How many lines in the listing below contain the string "date"? Say only the number.

--- Records supplied Enclosed Below ---

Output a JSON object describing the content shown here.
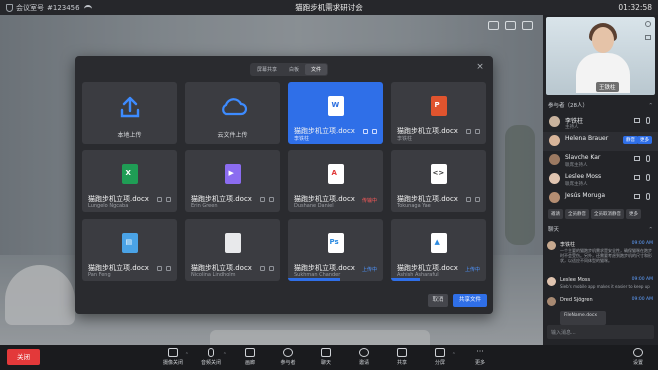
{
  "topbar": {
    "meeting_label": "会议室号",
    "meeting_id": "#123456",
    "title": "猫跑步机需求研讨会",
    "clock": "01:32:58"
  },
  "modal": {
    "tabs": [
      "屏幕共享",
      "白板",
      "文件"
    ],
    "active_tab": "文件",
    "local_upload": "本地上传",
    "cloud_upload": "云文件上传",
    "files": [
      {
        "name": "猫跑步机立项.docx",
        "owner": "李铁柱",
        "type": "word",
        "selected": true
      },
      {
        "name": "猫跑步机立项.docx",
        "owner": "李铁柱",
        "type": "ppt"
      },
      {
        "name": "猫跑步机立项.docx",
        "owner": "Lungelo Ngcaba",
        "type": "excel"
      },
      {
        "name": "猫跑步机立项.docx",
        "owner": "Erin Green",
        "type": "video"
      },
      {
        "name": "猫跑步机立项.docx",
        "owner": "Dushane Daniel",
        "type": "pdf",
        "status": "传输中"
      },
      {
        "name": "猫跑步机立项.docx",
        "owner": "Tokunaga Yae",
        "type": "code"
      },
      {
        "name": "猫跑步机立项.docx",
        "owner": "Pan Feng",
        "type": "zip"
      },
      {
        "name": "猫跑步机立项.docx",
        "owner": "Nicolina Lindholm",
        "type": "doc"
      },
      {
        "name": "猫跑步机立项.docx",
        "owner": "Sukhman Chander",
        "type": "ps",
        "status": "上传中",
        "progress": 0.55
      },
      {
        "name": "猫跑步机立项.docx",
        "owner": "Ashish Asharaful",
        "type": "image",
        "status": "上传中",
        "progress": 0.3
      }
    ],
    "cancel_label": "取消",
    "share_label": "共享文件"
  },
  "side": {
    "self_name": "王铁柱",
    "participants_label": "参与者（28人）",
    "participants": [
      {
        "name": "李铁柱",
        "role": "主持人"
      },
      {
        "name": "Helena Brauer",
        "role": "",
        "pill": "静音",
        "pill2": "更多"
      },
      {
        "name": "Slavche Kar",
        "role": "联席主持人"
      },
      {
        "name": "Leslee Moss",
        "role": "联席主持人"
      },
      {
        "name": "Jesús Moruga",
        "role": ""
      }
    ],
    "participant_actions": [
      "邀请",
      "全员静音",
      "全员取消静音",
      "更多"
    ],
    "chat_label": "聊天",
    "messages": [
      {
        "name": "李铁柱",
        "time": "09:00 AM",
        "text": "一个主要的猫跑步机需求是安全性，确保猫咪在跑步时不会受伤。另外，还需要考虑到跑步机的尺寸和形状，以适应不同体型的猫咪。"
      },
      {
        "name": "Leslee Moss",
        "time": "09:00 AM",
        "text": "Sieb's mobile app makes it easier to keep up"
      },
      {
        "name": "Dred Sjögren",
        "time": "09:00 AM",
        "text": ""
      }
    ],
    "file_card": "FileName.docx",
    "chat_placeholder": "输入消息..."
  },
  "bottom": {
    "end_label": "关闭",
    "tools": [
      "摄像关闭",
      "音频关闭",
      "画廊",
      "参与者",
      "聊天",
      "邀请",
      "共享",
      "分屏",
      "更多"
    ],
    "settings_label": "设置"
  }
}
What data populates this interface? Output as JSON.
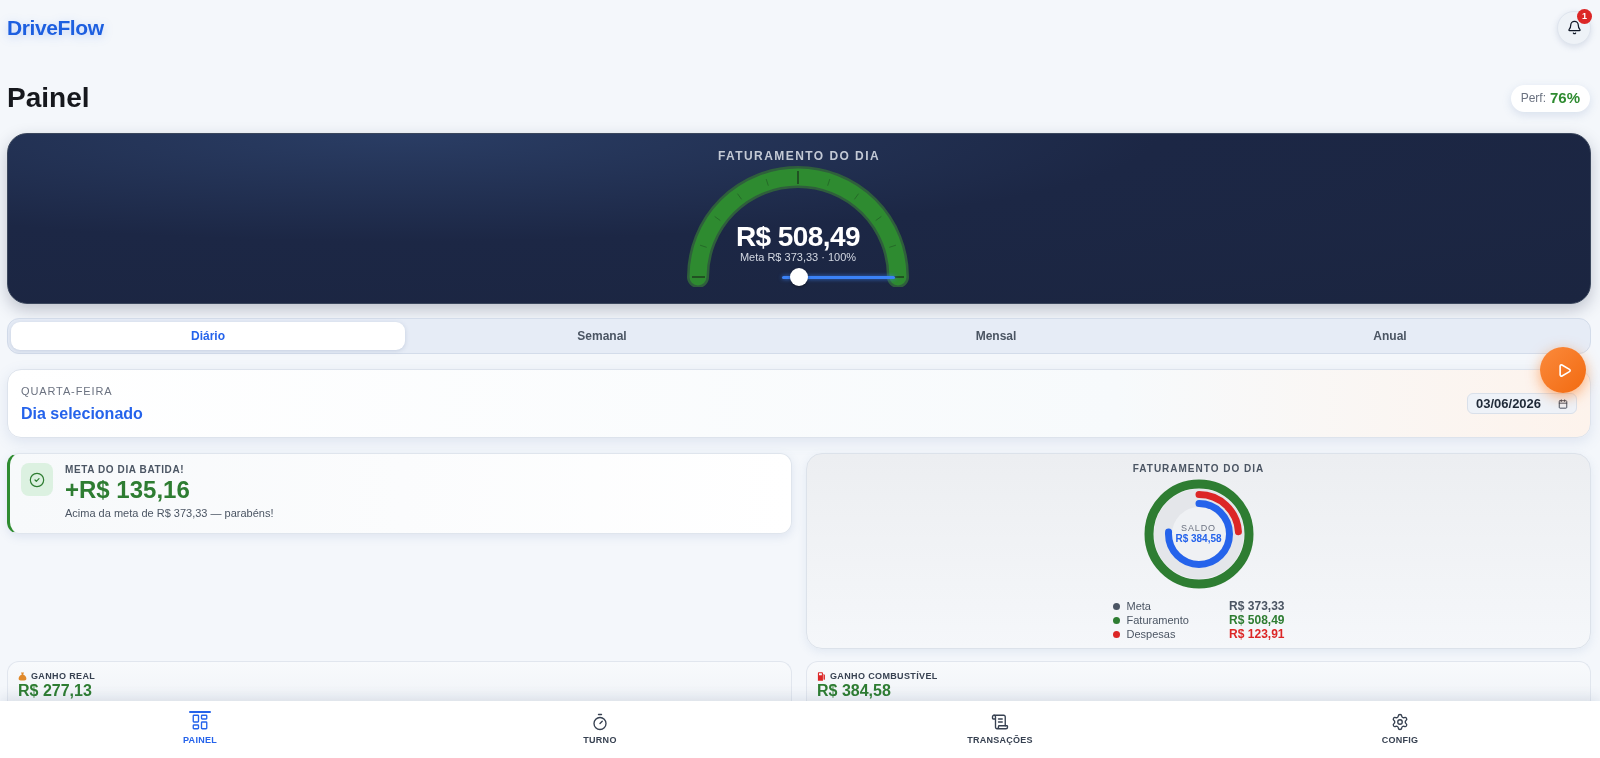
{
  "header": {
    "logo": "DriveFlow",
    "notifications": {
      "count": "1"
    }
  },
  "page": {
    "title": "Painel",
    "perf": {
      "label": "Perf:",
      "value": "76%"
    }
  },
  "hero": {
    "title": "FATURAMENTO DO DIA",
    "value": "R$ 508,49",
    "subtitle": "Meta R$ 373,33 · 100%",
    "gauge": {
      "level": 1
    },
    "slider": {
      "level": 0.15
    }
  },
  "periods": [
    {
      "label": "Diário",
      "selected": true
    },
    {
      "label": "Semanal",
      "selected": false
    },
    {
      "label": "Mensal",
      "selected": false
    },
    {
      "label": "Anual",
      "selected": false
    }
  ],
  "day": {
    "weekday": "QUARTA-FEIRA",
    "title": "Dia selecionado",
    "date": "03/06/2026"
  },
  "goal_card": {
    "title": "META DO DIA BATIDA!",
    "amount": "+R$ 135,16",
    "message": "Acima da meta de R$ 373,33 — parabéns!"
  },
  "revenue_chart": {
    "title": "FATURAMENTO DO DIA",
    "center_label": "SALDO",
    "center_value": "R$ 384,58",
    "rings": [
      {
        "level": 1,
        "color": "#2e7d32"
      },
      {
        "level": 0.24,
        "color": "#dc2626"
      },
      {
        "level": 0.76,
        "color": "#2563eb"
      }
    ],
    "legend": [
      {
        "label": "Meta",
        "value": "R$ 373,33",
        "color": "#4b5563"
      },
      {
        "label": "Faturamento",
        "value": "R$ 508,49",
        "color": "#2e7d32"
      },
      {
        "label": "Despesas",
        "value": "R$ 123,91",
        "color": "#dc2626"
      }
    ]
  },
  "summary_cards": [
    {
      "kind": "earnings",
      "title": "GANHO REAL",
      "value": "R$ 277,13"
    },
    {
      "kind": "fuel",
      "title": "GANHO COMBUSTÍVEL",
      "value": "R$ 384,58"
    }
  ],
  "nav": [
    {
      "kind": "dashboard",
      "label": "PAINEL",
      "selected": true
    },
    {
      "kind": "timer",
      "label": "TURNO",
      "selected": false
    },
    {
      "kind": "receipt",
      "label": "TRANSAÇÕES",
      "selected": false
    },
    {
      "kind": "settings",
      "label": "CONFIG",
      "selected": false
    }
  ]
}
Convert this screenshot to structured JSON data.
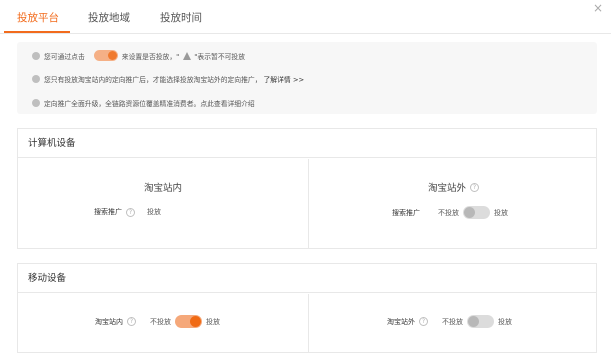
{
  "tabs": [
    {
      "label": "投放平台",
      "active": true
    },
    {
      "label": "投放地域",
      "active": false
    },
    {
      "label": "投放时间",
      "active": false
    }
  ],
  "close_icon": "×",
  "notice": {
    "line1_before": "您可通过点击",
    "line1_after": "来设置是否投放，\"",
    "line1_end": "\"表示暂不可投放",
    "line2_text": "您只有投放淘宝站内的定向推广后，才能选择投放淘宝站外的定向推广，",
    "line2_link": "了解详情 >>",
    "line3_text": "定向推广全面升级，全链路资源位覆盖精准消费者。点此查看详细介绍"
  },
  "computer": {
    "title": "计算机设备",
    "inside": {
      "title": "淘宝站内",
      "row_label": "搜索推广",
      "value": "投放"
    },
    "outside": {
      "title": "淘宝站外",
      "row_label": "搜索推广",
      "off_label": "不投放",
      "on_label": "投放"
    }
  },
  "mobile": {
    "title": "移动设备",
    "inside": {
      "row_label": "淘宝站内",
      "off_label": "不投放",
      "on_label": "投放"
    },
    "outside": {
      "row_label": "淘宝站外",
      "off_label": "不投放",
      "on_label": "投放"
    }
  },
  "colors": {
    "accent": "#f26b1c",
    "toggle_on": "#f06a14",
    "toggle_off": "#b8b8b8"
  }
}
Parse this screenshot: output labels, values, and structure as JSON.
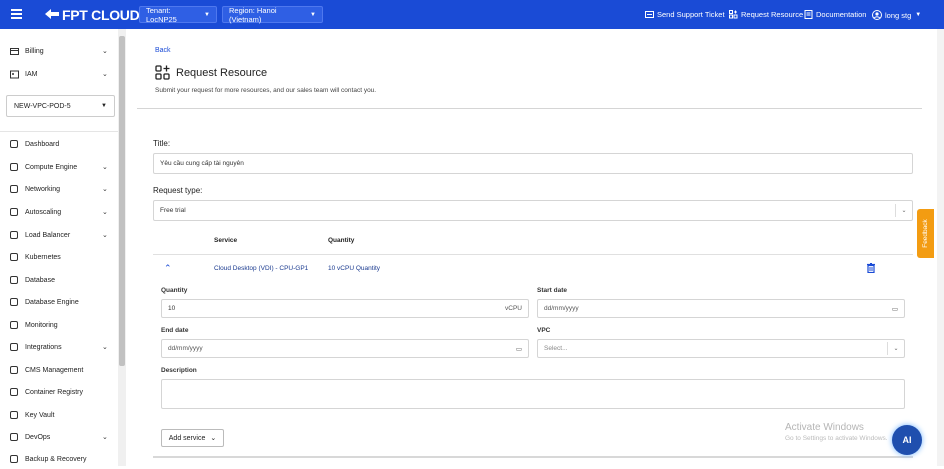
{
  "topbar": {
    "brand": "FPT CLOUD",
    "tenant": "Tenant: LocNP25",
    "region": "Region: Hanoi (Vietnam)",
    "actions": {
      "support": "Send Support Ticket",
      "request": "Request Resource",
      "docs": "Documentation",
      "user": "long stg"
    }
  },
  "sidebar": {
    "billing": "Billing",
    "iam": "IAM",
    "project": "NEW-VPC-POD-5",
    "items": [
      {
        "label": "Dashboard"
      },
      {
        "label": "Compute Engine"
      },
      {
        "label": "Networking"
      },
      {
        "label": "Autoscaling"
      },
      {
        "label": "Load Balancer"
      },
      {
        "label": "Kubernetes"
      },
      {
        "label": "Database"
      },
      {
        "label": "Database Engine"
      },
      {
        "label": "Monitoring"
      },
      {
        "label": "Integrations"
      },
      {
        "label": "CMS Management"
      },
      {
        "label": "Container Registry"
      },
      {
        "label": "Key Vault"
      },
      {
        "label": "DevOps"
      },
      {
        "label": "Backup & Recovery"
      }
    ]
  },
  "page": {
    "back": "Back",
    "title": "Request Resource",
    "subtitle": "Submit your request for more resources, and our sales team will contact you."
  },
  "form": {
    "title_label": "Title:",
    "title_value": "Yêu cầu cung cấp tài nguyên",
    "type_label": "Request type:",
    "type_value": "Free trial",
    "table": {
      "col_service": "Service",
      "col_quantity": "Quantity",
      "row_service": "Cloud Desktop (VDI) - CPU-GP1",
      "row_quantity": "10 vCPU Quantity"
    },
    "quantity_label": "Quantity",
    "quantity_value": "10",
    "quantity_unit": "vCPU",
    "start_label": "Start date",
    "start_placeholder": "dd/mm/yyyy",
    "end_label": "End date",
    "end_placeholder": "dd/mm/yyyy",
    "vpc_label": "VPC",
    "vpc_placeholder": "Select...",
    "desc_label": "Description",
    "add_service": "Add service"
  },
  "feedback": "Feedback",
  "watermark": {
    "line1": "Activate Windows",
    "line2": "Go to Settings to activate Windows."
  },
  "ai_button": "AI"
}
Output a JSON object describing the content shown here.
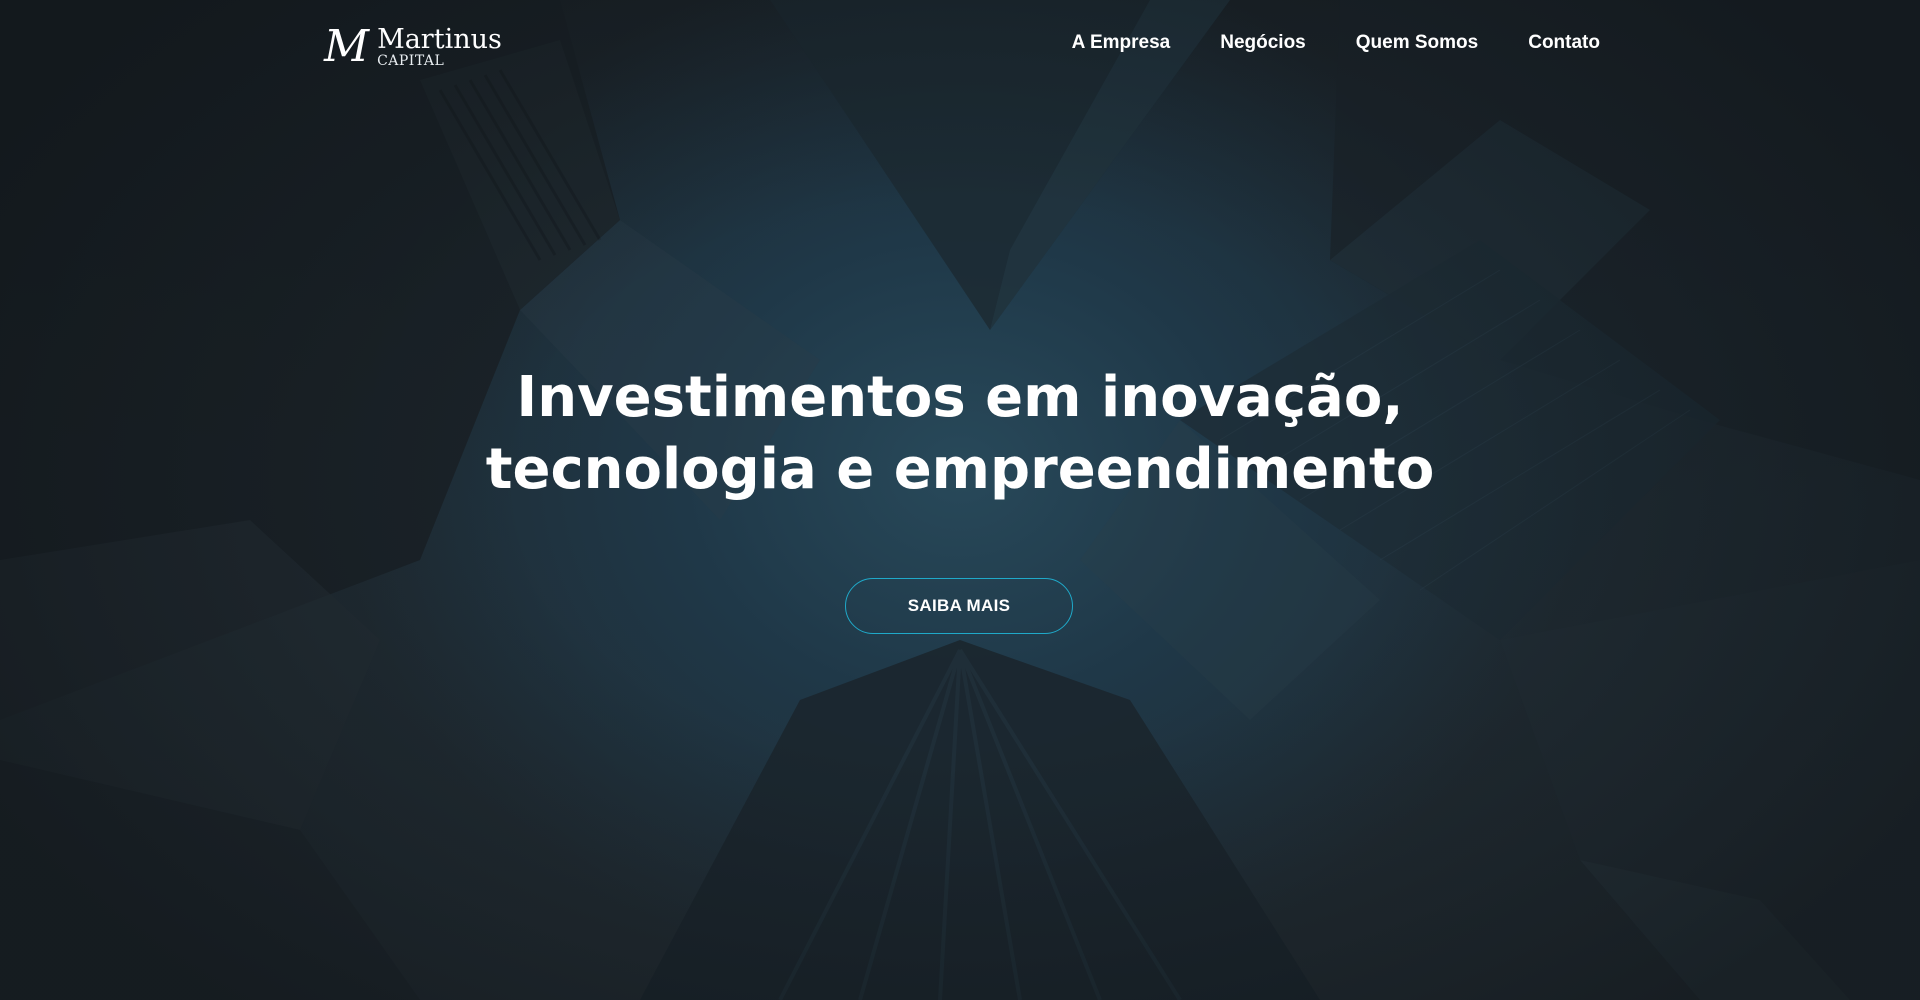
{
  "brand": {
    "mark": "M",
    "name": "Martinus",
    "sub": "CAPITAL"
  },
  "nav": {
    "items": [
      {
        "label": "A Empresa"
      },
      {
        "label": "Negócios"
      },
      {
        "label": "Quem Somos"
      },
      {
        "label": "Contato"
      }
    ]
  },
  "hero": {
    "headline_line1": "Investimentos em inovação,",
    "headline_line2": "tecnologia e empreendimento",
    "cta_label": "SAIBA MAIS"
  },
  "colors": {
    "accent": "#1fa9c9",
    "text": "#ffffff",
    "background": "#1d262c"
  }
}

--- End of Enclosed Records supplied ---

● Exercise response: 3